[Interface dataset entries]
======

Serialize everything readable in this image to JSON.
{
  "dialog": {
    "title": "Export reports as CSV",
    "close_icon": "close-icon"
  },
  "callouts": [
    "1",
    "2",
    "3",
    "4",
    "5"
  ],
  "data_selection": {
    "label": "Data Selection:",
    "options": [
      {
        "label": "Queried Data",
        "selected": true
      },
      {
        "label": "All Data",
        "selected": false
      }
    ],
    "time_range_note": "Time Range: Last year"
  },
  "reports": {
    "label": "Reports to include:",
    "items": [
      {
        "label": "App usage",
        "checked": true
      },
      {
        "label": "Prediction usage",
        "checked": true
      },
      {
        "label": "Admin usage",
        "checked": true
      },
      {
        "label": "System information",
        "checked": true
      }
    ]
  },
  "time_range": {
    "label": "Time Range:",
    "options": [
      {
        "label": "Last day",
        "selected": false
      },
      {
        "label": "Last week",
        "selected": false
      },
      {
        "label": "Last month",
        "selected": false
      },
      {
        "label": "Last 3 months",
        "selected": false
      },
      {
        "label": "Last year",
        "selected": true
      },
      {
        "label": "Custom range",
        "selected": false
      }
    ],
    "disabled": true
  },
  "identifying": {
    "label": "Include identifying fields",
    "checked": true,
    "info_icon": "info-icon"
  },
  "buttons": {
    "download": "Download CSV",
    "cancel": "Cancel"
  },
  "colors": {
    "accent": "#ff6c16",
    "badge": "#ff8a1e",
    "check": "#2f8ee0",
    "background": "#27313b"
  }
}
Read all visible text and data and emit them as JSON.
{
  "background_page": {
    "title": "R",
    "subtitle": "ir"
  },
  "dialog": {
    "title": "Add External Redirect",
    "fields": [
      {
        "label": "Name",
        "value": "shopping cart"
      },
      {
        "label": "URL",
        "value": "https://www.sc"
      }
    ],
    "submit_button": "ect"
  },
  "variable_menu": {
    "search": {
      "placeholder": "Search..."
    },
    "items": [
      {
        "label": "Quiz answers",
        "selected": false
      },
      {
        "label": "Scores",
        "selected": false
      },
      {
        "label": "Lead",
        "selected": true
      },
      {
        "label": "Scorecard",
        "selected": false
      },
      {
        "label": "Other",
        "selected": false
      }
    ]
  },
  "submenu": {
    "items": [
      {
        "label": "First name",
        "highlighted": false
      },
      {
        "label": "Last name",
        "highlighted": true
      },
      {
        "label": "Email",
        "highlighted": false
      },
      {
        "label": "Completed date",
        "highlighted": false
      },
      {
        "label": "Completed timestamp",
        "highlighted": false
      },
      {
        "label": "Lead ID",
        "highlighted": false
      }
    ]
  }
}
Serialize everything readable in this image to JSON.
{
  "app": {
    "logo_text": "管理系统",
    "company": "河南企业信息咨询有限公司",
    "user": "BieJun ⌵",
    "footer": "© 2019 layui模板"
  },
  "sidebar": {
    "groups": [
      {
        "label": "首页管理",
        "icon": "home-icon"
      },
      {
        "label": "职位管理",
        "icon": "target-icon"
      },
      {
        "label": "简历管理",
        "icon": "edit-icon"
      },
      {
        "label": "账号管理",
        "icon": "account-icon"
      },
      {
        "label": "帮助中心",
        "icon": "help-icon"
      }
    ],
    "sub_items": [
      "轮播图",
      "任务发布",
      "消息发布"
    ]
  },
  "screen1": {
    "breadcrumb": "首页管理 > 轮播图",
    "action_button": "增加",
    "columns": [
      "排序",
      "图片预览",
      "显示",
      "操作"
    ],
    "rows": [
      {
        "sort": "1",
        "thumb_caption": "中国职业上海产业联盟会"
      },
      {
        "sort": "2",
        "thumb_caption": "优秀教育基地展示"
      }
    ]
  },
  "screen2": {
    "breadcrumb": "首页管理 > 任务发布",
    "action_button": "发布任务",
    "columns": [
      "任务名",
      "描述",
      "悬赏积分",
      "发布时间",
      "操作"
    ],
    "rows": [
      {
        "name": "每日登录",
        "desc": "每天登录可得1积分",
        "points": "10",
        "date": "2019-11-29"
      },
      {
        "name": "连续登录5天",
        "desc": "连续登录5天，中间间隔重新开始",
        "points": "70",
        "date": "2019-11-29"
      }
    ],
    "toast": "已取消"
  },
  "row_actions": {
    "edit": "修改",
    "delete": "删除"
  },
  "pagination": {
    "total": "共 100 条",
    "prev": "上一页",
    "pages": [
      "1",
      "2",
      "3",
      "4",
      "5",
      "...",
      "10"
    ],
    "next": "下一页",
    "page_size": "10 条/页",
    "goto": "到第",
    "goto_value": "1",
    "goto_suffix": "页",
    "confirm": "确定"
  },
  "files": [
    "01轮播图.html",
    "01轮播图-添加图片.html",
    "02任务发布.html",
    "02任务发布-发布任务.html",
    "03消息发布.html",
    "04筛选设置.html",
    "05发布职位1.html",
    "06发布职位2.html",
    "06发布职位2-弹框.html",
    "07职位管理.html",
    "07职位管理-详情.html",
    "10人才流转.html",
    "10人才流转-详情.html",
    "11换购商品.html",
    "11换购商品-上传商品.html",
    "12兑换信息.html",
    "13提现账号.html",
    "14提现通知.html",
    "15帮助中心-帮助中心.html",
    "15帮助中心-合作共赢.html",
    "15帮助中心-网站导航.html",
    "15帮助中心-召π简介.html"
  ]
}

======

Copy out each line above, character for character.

• **WRITTEN REPLY**
Serialize everything readable in this image to JSON.
{
  "dialog": {
    "title": "Export reports as CSV",
    "close_icon": "close-icon"
  },
  "callouts": [
    "1",
    "2",
    "3",
    "4",
    "5"
  ],
  "data_selection": {
    "label": "Data Selection:",
    "options": [
      {
        "label": "Queried Data",
        "selected": true
      },
      {
        "label": "All Data",
        "selected": false
      }
    ],
    "time_range_note": "Time Range: Last year"
  },
  "reports": {
    "label": "Reports to include:",
    "items": [
      {
        "label": "App usage",
        "checked": true
      },
      {
        "label": "Prediction usage",
        "checked": true
      },
      {
        "label": "Admin usage",
        "checked": true
      },
      {
        "label": "System information",
        "checked": true
      }
    ]
  },
  "time_range": {
    "label": "Time Range:",
    "options": [
      {
        "label": "Last day",
        "selected": false
      },
      {
        "label": "Last week",
        "selected": false
      },
      {
        "label": "Last month",
        "selected": false
      },
      {
        "label": "Last 3 months",
        "selected": false
      },
      {
        "label": "Last year",
        "selected": true
      },
      {
        "label": "Custom range",
        "selected": false
      }
    ],
    "disabled": true
  },
  "identifying": {
    "label": "Include identifying fields",
    "checked": true,
    "info_icon": "info-icon"
  },
  "buttons": {
    "download": "Download CSV",
    "cancel": "Cancel"
  },
  "colors": {
    "accent": "#ff6c16",
    "badge": "#ff8a1e",
    "check": "#2f8ee0",
    "background": "#27313b"
  }
}
Read all visible text and data and emit them as JSON.
{
  "background_page": {
    "title": "R",
    "subtitle": "ir"
  },
  "dialog": {
    "title": "Add External Redirect",
    "fields": [
      {
        "label": "Name",
        "value": "shopping cart"
      },
      {
        "label": "URL",
        "value": "https://www.sc"
      }
    ],
    "submit_button": "ect"
  },
  "variable_menu": {
    "search": {
      "placeholder": "Search..."
    },
    "items": [
      {
        "label": "Quiz answers",
        "selected": false
      },
      {
        "label": "Scores",
        "selected": false
      },
      {
        "label": "Lead",
        "selected": true
      },
      {
        "label": "Scorecard",
        "selected": false
      },
      {
        "label": "Other",
        "selected": false
      }
    ]
  },
  "submenu": {
    "items": [
      {
        "label": "First name",
        "highlighted": false
      },
      {
        "label": "Last name",
        "highlighted": true
      },
      {
        "label": "Email",
        "highlighted": false
      },
      {
        "label": "Completed date",
        "highlighted": false
      },
      {
        "label": "Completed timestamp",
        "highlighted": false
      },
      {
        "label": "Lead ID",
        "highlighted": false
      }
    ]
  }
}
Serialize everything readable in this image to JSON.
{
  "app": {
    "logo_text": "管理系统",
    "company": "河南企业信息咨询有限公司",
    "user": "BieJun ⌵",
    "footer": "© 2019 layui模板"
  },
  "sidebar": {
    "groups": [
      {
        "label": "首页管理",
        "icon": "home-icon"
      },
      {
        "label": "职位管理",
        "icon": "target-icon"
      },
      {
        "label": "简历管理",
        "icon": "edit-icon"
      },
      {
        "label": "账号管理",
        "icon": "account-icon"
      },
      {
        "label": "帮助中心",
        "icon": "help-icon"
      }
    ],
    "sub_items": [
      "轮播图",
      "任务发布",
      "消息发布"
    ]
  },
  "screen1": {
    "breadcrumb": "首页管理 > 轮播图",
    "action_button": "增加",
    "columns": [
      "排序",
      "图片预览",
      "显示",
      "操作"
    ],
    "rows": [
      {
        "sort": "1",
        "thumb_caption": "中国职业上海产业联盟会"
      },
      {
        "sort": "2",
        "thumb_caption": "优秀教育基地展示"
      }
    ]
  },
  "screen2": {
    "breadcrumb": "首页管理 > 任务发布",
    "action_button": "发布任务",
    "columns": [
      "任务名",
      "描述",
      "悬赏积分",
      "发布时间",
      "操作"
    ],
    "rows": [
      {
        "name": "每日登录",
        "desc": "每天登录可得1积分",
        "points": "10",
        "date": "2019-11-29"
      },
      {
        "name": "连续登录5天",
        "desc": "连续登录5天，中间间隔重新开始",
        "points": "70",
        "date": "2019-11-29"
      }
    ],
    "toast": "已取消"
  },
  "row_actions": {
    "edit": "修改",
    "delete": "删除"
  },
  "pagination": {
    "total": "共 100 条",
    "prev": "上一页",
    "pages": [
      "1",
      "2",
      "3",
      "4",
      "5",
      "...",
      "10"
    ],
    "next": "下一页",
    "page_size": "10 条/页",
    "goto": "到第",
    "goto_value": "1",
    "goto_suffix": "页",
    "confirm": "确定"
  },
  "files": [
    "01轮播图.html",
    "01轮播图-添加图片.html",
    "02任务发布.html",
    "02任务发布-发布任务.html",
    "03消息发布.html",
    "04筛选设置.html",
    "05发布职位1.html",
    "06发布职位2.html",
    "06发布职位2-弹框.html",
    "07职位管理.html",
    "07职位管理-详情.html",
    "10人才流转.html",
    "10人才流转-详情.html",
    "11换购商品.html",
    "11换购商品-上传商品.html",
    "12兑换信息.html",
    "13提现账号.html",
    "14提现通知.html",
    "15帮助中心-帮助中心.html",
    "15帮助中心-合作共赢.html",
    "15帮助中心-网站导航.html",
    "15帮助中心-召π简介.html"
  ]
}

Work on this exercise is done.